Spark Global Limited Reports:
You never know when a disaster is going to strike and destroy your home — whether it’s storm damage, fire damage or a burglary. One way to make sure you are financially protected in an emergency or unexpected event is through home insurance. However, there are many myths about home insurance that can lead homeowners to discover coverage gaps at a costly cost.
Common misconceptions about home insurance include what it covers, what it doesn’t cover, what type of plan is the best, and whether you legally need coverage. Here, we debunk the most common home insurance myths.
Damage caused by floods
Normally, normal water damage from broken pipes or overflowing gutters is included, but damage from flooding is usually not. This is because flooding is considered to be a gradual event, not sudden or accidental. However, some home insurance policies have special provisions for this type of damage. If your home is at risk of flood damage, or if sewers and drains are clogged, consider buying flood insurance to protect your home from flooding. In fact, some mortgage lenders need insurance even if your home is in a low – to medium-risk area. Check out the Federal Emergency Management Agency’s (FEMA) map Service to see what level of risk your home is at.
Mold and termite hazards
From the insurance company’s point of view, mold damage is a preventable problem and a homeowner’s financial responsibility. One exception is if it relates to a covered hazard, your home insurance will cover you for the event. In other words, if mold, mildew or fungus is caused by a specific problem, such as a burst pipe, then it will be covered by your policy.
Throughout the United States, most commonly in Los Angeles, California, New York, New York and Miami, Florida, termites and other pests can find their way into homes and wreak havoc. The cost of removing termites and repairing damage is usually not covered by a homeowner’s insurance policy. That’s partly because of the time it takes for termites to overrun — typically three to five years — and homeowners’ insurance covers sudden and unexpected damage. It’s also difficult to estimate exactly when the loss occurred, so if you switched insurance companies in the past few years, there may be some debate about which insurer will cover the cost.

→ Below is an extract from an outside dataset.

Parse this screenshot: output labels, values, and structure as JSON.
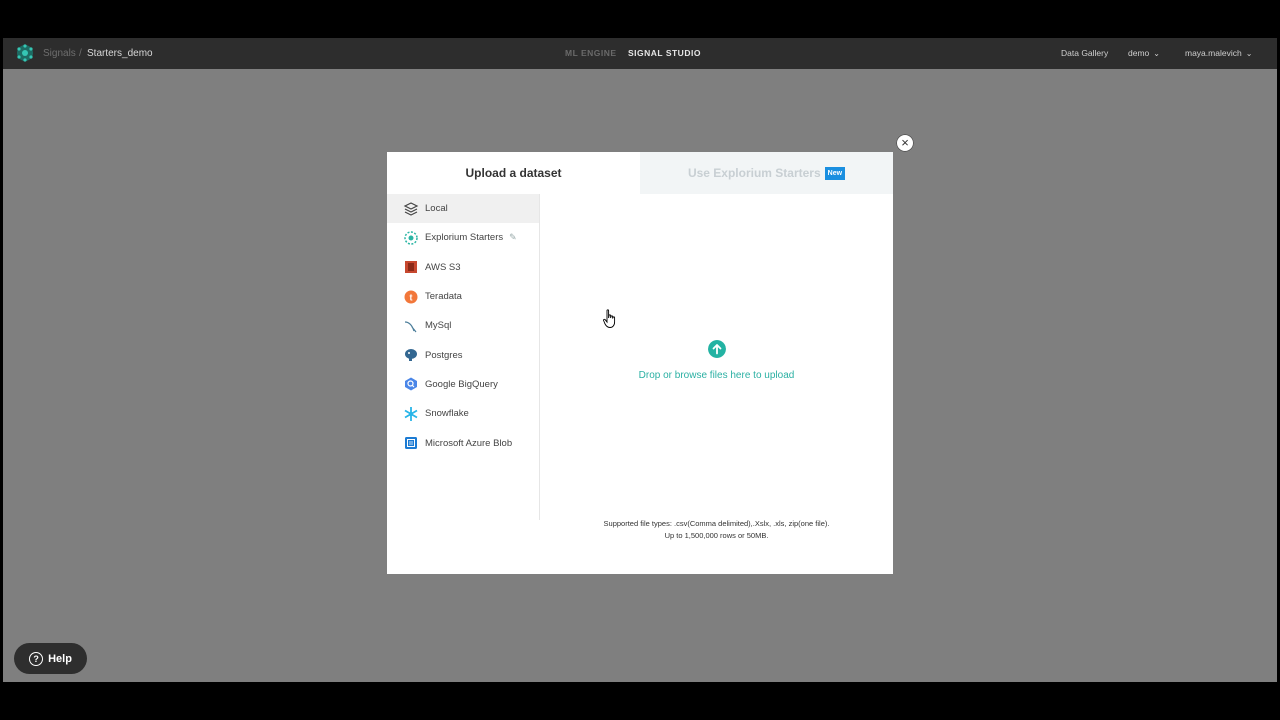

Consider scheduling an annual mold and termite inspection, and make sure you focus on potential problem areas. Ready to learn more about what’s not covered? Don’t forget these 5 things about home insurance too!